Stem cell transplantation is the most common treatment for JMML. Standard chemotherapy, despite its intensity, has helped only a small number of patients. Some patients have reacted favorably to 13-cis-retinoic acid therapy (Accutane®). The drug has been able to stabilize the disease and bring it into a partial remission.
Allogeneic Stem Cell Transplantation
An allogeneic stem cell transplantation offers the only known cure for JMML and is widely used to treat the disease. Up to 50 percent of patients have achieved long-term survival, but up to 30 percent to 40 percent of those patients have suffered relapses.
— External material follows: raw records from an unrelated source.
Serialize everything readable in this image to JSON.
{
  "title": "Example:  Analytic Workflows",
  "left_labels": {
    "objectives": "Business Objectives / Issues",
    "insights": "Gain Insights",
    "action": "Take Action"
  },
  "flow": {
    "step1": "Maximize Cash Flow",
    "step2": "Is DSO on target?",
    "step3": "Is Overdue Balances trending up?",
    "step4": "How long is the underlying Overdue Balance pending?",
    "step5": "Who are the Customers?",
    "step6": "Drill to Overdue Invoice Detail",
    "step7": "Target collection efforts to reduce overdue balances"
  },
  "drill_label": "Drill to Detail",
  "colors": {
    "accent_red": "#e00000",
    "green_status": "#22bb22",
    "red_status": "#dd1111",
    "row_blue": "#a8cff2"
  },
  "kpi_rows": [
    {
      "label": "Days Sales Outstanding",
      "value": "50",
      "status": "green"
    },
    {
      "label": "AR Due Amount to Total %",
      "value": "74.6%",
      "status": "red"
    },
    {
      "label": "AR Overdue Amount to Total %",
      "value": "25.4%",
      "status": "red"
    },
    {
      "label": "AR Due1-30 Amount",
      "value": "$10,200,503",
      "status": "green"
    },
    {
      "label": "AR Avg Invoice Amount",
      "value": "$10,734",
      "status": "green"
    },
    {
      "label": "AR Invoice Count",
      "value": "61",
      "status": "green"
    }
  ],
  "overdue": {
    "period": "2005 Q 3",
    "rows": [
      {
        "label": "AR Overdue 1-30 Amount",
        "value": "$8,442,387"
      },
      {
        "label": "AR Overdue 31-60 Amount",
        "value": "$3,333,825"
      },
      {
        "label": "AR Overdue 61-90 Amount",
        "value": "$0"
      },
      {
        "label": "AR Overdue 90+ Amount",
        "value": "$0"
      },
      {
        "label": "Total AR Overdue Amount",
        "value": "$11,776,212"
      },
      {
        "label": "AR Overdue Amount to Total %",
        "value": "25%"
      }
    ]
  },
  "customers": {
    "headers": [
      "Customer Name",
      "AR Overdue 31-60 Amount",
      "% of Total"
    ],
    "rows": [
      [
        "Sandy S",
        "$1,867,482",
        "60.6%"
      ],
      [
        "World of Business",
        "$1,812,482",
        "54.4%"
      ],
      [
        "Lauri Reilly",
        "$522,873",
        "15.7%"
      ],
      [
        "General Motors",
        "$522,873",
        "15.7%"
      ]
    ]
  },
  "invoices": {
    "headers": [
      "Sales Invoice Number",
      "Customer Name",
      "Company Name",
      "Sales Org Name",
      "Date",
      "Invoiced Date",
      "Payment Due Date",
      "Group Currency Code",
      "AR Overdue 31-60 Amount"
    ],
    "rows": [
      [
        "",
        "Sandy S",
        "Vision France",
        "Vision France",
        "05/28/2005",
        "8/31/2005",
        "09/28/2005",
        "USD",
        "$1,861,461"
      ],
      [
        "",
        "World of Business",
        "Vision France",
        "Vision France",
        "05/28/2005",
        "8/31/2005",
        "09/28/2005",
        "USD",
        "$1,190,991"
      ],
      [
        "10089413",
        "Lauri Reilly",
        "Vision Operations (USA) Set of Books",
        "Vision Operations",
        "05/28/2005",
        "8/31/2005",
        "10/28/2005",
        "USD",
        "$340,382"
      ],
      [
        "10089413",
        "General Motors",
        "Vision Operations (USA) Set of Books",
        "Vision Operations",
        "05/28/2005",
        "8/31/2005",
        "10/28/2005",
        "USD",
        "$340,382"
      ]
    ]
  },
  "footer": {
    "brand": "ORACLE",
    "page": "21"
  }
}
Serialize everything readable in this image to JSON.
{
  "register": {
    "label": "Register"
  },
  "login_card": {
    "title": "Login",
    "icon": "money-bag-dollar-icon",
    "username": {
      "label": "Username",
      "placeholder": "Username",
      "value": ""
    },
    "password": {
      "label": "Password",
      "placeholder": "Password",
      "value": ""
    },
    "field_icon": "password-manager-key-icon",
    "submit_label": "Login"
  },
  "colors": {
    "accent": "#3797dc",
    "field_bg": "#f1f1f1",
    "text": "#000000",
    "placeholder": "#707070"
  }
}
Although it's not the only type of stem cell transplantation, allogeneic stem cell transplantation is the most common. Allogeneic transplantation involves transferring stem cells from a healthy person (the donor) to the patient. The procedure follows high-intensity chemotherapy, potent drugs that must be toxic enough to kill leukemic cells. Unfortunately, the drugs also take aim at normal stem cells in the bone marrow.
The main reasons for doing an allogeneic stem cell transplant are to:
- give strong doses of chemotherapy to kill JMML cells
- start a new supply of red cells, white cells and platelets with help from the transplanted donor stem cells
Some patients undergo a second allogeneic transplantation. A second transplantation can be effective when used with reduced immunosuppression. This method presumably helps donor immune cells better fight the disease. This attack is called the graft-versus-tumor (GVT) effect.